Christ’s Hospital is renowned for being one of the oldest boarding schools in England, being found in 1552 by King Edward VI, with the intention of helping the poorer people have access to an excellent education. Though the school has strong associations with the royal family, many seem to recognise the institution due to its Tudor timed uniform, consisting of a distinctive blue coat and bright yellow socks, boys with breeches and girls with pleated skirts, remaining essentially unchanged for over 470 years.

However, people that have never worn Housey speculate that it may be uncomfortable and wonder why the school has not changed yet, so I decided to give 50 students a survey, featuring questions to do with the Housey, to help convey the likes and dislikes of the uniform. The most prominent answers explained how the pupils enjoyed the historical meaning of the Housey and how it keeps the present students ‘connected’ to the former – there were also many comments on how comfortable the Housey was, especially in the winter! Of course, not everyone was keen on keeping the uniform, multiple students opting for a modernised version of the Housey, while still wearing the traditional uniform during ceremonies.

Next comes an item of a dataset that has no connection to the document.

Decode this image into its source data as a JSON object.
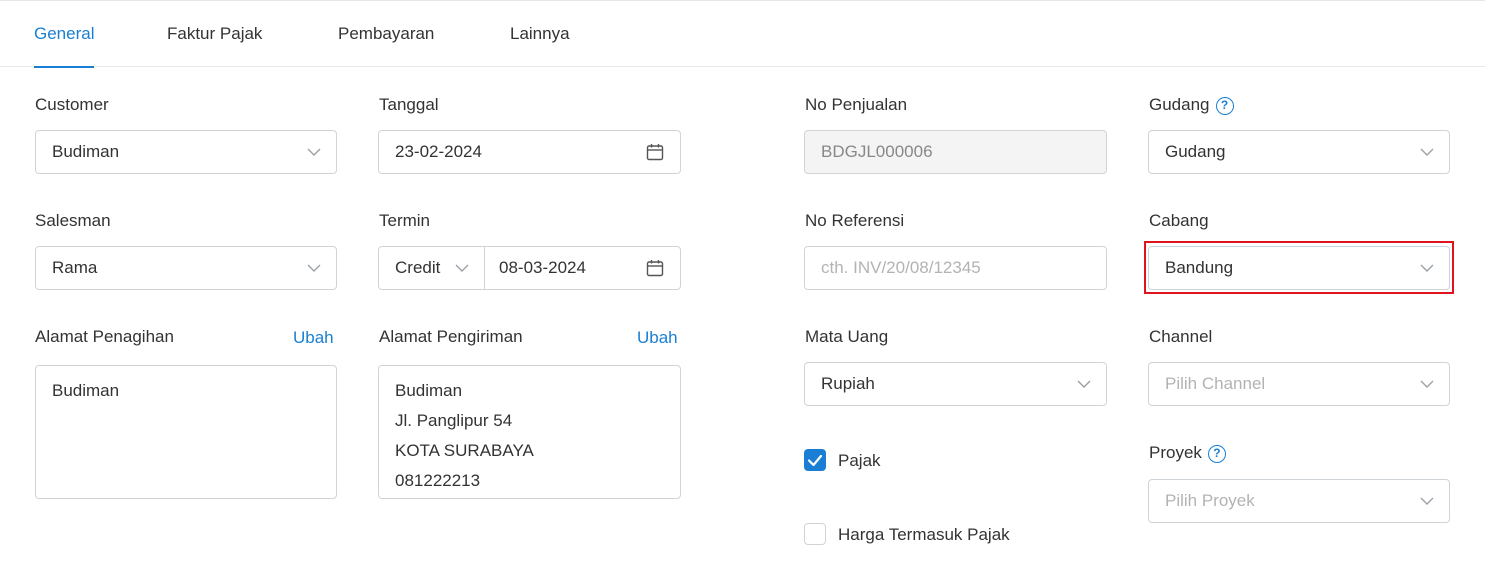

My survey concluded that if given the choice, 89% would not change the uniform, as although, the school’s marching band is present at events (such as the Lord Mayors show) and achieves excellent results at the end of every academic year they believe it is a part of what makes the school standout, and helps emphasise the motto ‘A school like no other’